Jibril also suggested that former militia members who are “qualified” should get “priority” in state jobs as well as training in security and that the consequences of the spread of arms could lead to a civil war.
The NFA head warned that the poor security and weak government in Libya creates an environment for “foreign conspiracies and foreign intelligence agencies”. Jibril said that there were communications between “Arab and Western states conspiring against the future and unity of Libya”. To this end, Jibril saw no alternative to “creating a police and army”.
With regards to youth and employment, Jibril suggested providing “comprehensive loans” that provide for housing, marriage and a small business project so as not to “militarize society”.
Getting to the pertinent issue of the hour, the quasi-constitutional crises created by the GNC’s failure to fulfill its TCD’s obligations by February 2014 and its decision to extend its life to December 2014, Mahmoud JIbril offered a broad range of options.
Jibril said that one option would be to adopt the 1963 constitution and vote a no-confidence vote in the Ali Zeidan government and appoint a National Salvation government. The present GNC could continue until Parliamentary elections in June 2014 with parallel elections of its head, to become the head of state, with this new head of state either appointing a new Prime Minister or the head of state renewing his confidence in the present Ali Zeidan government.

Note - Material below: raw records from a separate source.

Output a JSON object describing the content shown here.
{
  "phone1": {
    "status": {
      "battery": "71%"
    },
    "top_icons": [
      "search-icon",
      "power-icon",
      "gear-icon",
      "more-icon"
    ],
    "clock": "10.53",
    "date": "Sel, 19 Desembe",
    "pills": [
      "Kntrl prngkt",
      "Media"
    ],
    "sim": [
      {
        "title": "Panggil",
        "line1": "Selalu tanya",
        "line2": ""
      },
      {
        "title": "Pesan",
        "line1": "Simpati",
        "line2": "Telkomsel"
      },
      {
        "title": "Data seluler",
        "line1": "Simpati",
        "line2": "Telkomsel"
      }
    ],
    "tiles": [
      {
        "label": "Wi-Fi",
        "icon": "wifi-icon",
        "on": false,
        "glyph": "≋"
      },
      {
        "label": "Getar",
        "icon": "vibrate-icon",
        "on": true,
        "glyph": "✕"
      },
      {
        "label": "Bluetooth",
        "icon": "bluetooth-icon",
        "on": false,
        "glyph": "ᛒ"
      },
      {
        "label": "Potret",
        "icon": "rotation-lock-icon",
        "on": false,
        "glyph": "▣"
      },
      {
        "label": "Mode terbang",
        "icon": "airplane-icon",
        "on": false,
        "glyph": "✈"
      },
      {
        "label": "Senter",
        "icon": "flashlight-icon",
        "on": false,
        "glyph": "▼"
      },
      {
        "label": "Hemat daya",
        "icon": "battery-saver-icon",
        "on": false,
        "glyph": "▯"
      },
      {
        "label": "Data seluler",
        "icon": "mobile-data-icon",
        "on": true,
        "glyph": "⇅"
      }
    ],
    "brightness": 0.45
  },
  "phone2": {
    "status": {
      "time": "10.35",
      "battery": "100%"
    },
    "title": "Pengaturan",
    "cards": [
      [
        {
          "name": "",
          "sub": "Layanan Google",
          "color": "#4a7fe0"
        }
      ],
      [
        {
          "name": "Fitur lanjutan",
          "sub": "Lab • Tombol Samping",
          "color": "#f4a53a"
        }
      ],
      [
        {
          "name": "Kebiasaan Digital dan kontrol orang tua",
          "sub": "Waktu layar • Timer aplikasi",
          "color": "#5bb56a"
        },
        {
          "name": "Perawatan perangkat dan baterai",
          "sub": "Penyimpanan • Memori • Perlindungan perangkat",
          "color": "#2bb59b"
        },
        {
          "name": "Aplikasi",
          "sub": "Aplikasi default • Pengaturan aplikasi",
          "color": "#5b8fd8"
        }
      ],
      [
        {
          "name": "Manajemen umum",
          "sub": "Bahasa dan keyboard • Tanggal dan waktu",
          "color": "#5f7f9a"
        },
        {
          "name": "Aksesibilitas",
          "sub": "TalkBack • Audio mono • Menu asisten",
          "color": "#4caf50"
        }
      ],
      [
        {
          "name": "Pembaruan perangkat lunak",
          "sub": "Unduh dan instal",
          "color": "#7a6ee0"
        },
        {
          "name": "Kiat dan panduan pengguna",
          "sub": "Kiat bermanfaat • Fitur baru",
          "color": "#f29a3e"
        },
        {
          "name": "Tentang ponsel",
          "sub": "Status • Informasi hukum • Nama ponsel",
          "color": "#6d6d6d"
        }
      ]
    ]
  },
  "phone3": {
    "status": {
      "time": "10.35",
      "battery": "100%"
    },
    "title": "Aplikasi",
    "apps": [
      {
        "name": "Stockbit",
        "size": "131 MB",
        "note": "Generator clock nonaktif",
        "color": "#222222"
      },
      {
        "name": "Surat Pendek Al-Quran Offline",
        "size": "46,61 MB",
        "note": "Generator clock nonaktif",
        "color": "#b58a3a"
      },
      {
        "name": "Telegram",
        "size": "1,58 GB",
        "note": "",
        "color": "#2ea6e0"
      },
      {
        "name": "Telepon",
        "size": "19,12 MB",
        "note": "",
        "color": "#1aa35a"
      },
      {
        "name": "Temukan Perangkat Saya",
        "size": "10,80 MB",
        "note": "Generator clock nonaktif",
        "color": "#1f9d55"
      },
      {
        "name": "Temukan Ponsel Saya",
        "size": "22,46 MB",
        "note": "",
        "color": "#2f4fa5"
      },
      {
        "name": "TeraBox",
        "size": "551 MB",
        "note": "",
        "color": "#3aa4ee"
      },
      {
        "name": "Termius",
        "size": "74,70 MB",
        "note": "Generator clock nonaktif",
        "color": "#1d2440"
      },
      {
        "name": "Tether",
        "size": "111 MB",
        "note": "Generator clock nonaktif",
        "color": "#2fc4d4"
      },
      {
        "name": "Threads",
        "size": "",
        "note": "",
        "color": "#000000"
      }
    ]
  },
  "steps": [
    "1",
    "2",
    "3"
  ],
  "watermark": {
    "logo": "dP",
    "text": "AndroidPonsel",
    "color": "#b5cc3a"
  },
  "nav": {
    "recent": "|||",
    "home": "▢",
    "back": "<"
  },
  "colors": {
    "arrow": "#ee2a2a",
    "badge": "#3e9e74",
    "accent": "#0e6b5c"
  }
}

Other suggestions in Jibril’s initiative included reforming the Political Isolation Law, which would exclude all those who participated in the February 17th Revolution (This would include Mahmoud Jibril himself), appointing as opposed to electing municipality leaders (as favoured by the present Prime Minister Ali Zeidan) and creating a code of honour for local Libyan media.
When the Mahmoud Jibril initiative was advertised ahead of its broadcast, it was thought that maybe the major political parties and grouping, who have been holding meeting recently, including those mediated by UNSMIL, had reached a behind the scenes agreement.
More importantly, it was assumed that they had convinced enough “independents” to obtain the magic 120 votes within the GNC to enable them to remove the Zeidan government.
However, the width of Jibril’s so-called initiative was more of a shopping list of proposals being put on offer, which suggests that a deal has not been struck by the political powers.
This anticipation of an agreement was added to by the fact that both parties seemed to have withdrawn their support for the Zeidan government in the form of statements of criticism made by Mlegta and Suwan recently, the heads of the NFA and J&C Partes.
Moreover, the J&C Party released a statement after Mahmoud Jibril’s initiative broadcast indicating that they were prepared to continue to study other alternative proposals, despite their support for the extension of the GNC’s tenure.